But with temperatures expected to cool this weekend, along with the added major-championship pressure, scoring might take a tumble as well.
One thing is for sure, Pettersen will make sure to set her alarm properly. She awoke an hour later than anticipated on Friday, making for a frenetic dash to the course for her scheduled 8:28 a.m. CDT starting time. Without time for a shower, the 31-year-old Pettersen grabbed a quick bite to eat and made the short drive to Blackwolf Run, getting in a quick warm-up before shooting her best Women’s Open score in 36 rounds.
Having finished around 8 p.m. on Thursday, Pettersen had a quick turnaround for Round Two, but mistakenly set the alarm for 6:45 instead of 5:45.
"When you oversleep, you cut breakfast," said Pettersen, who managed 15 minutes on the practice green before getting to the 10th tee. "I thought it was awfully light in the room when I awoke at 6:40, an hour late.
"For me, breakfast is my most important meal. I didn’t really have time [to get a full meal]. I thought it was more important to get stretched and loosened up. Even though it’s hot, it’s fine. Sometimes that’s a good thing. You don’t have time to think about stuff."
She planned to watch highlights of the Wimbledon semifinal between Roger Federer and Novak Djokovic, a four-setter won by Federer. Her own highlight film wasn’t too bad, either.
Pettersen hit 14 of 18 greens and took 28 putts. She had five birdies and a lone bogey at the par-4 fourth hole. Coming off a tie for second at last month’s LPGA Championship in Rochester, N.Y., and a tie for 14th last week in Arkansas, Pettersen felt her game was peaking for the Women’s Open.
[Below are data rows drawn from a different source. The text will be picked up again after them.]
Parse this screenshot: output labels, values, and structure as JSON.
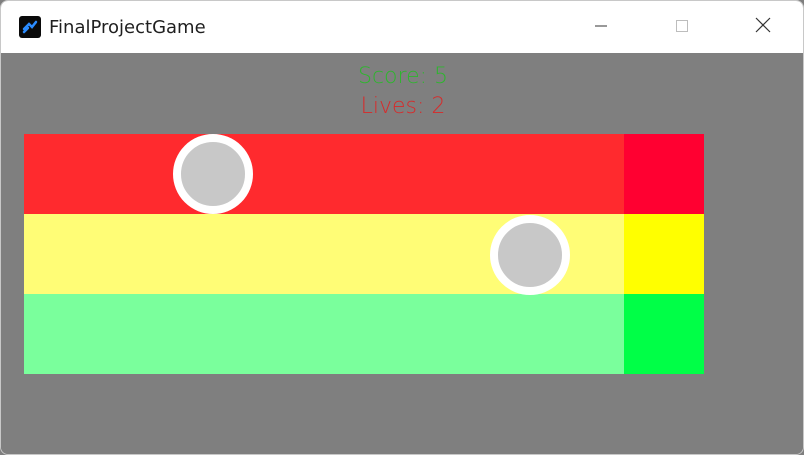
{
  "window": {
    "title": "FinalProjectGame",
    "icon": "game-app-icon",
    "controls": {
      "minimize_icon": "minimize-icon",
      "maximize_icon": "maximize-icon",
      "close_icon": "close-icon"
    }
  },
  "hud": {
    "score": "Score: 5",
    "lives": "Lives: 2",
    "score_color": "#2fb52f",
    "lives_color": "#d82a2a"
  },
  "board": {
    "background": "#7f7f7f",
    "lanes": [
      {
        "color": "#ff2a2e",
        "end_zone_color": "#ff0031"
      },
      {
        "color": "#fffd76",
        "end_zone_color": "#ffff00"
      },
      {
        "color": "#7aff9c",
        "end_zone_color": "#00ff47"
      }
    ],
    "balls": [
      {
        "lane": 0,
        "fill": "#c8c8c8",
        "ring": "#ffffff"
      },
      {
        "lane": 1,
        "fill": "#c8c8c8",
        "ring": "#ffffff"
      }
    ]
  }
}
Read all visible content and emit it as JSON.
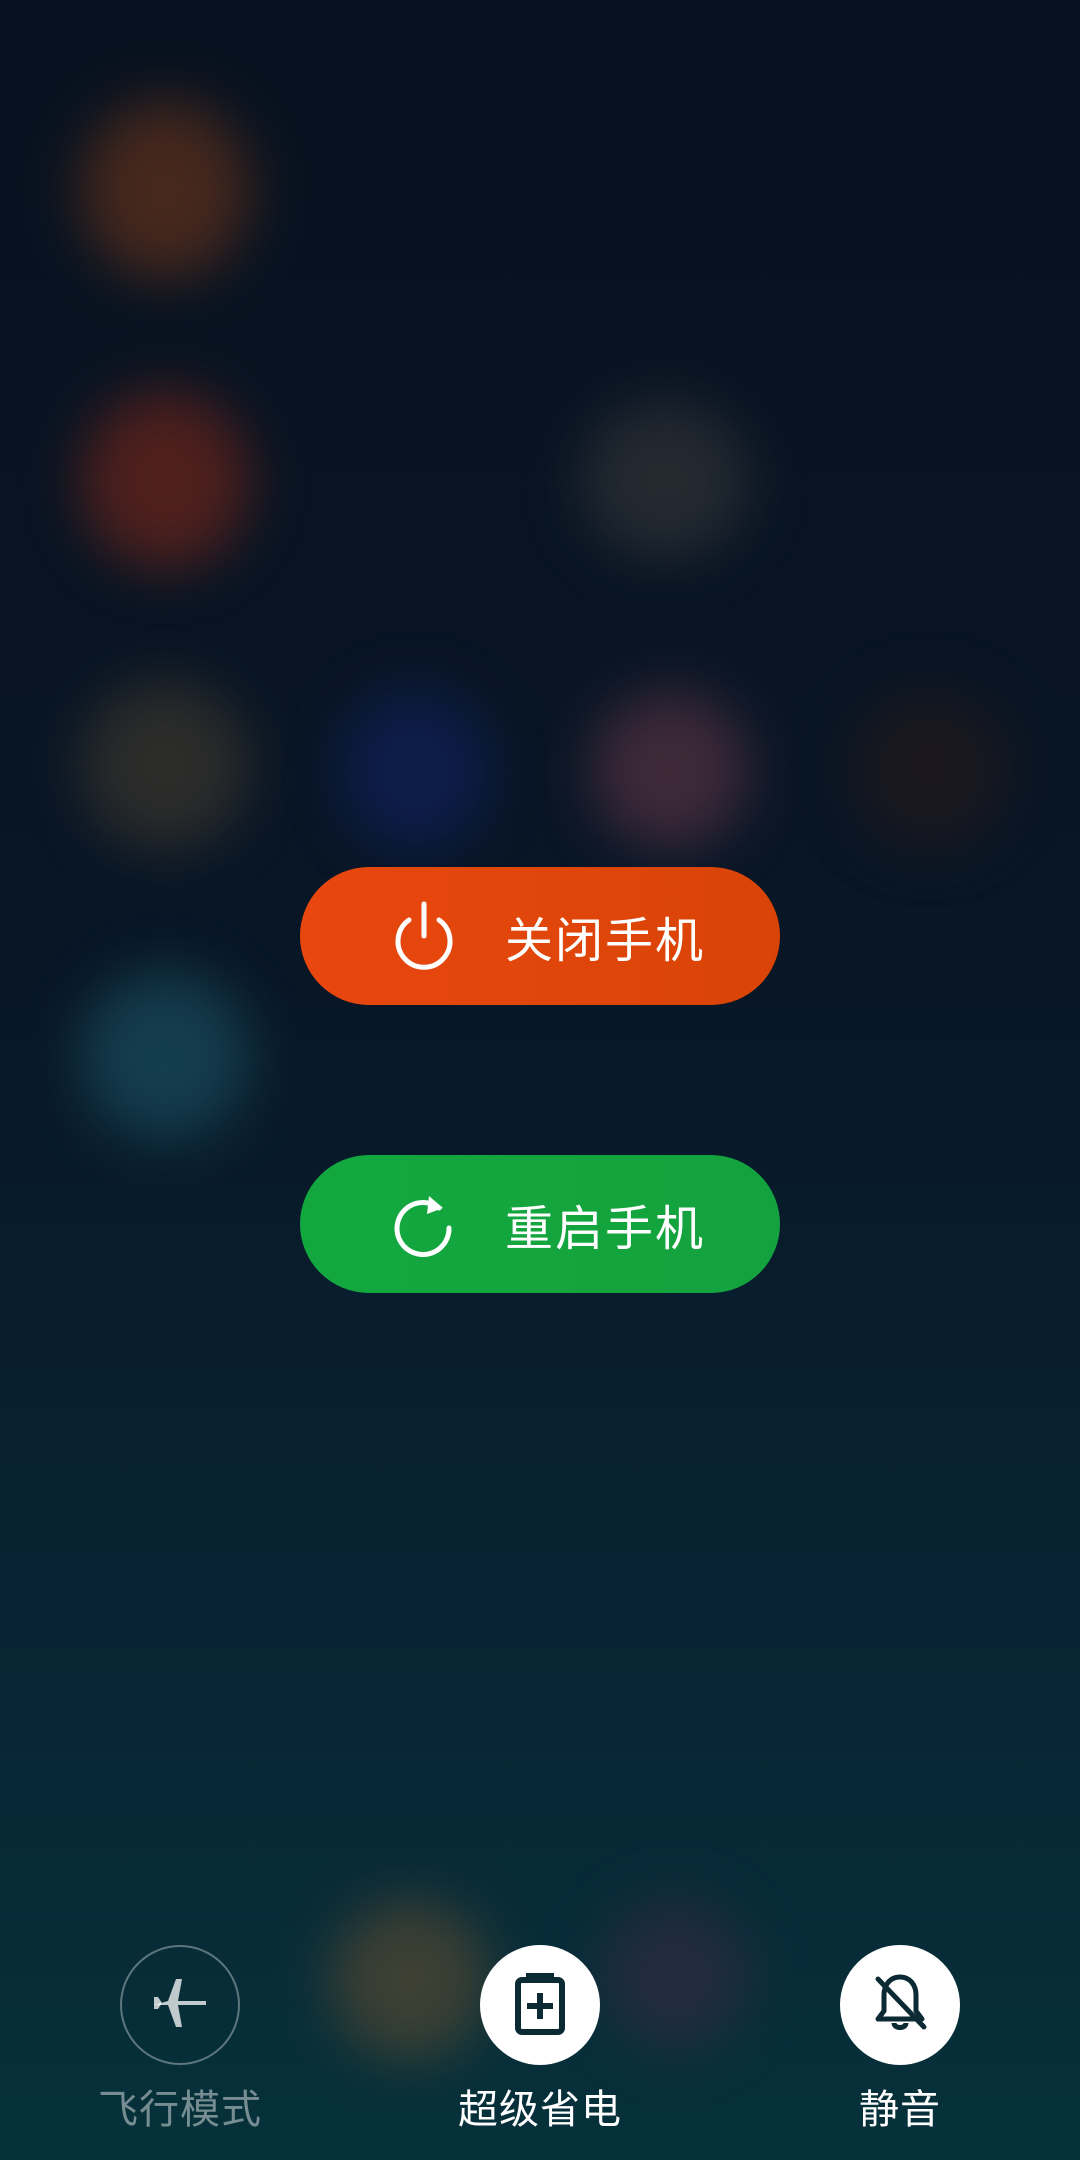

"You know, I’ve been playing really good the last six weeks," she said. "I felt like I played really solid at the LPGA Championship. I was disappointed not to win that, having a chance on the back nine. But at the same time, my game is very solid. My ball-striking is good. My short game is good. And my putting has been good so far."
Not known for her putting prowess, Wie obviously found some magic on the greens Friday. Taking advantage of her immense length, the 22-year-old Hawaiian hit wedges into many of the par-4s and par-5s and was able to convert. The 23 putts was one of the best efforts of her career, which dates to when she qualified for the 2000 U.S. Women’s Amateur Public Links at 10. She debuted in the Women’s Open nine years ago and tied for third in 2006 at Newport (R.I.) Country Club.
But her 2012 season has been a major disappointment with six missed cuts, including three of the last four events with a T-68 mixed in at the Manulife Financial LPGA in Canada.
None of those recent results pointed to the 66.
"I know my stroke is good when I look at it on the cameras," said Wie, who graduated from Stanford University in June. "It’s perfect. I just have to trust it … and know that I am a good putter. It kind of got into my head a little bit.
"I have to say it felt pretty good to see my name on that leaderboard. I kind of like that spot up there. I’m really looking forward to starting out [on Saturday] with my name up there as well."
Kerr certainly is accustomed to seeing her name atop leaderboards, especially in the Women’s Open. Focusing on consistency, Kerr has positioned herself perfectly for a second USGA championship, given that the only other competitor among the top group with her name on the Women’s Open trophy is Park.
Kerr, a 34-year-old native Floridian who now resides in Scottsdale, Ariz., understands that getting ahead of yourself at this juncture can be counter-productive.
"Five under is leading after two days, which is nothing, comparatively," said Kerr, whose streak of bogey-free holes ended at 28 with a double-bogey 6 at No. 11. "I mean if it was really low scoring, 10 or 11 under would be leading, but it’s not. It’s an Open. We’re very close to par still, and this course will show its teeth this weekend."
Now that’s a scary thought.
David Shefter is a senior staff writer for the USGA. Email him at firstname.lastname@example.org.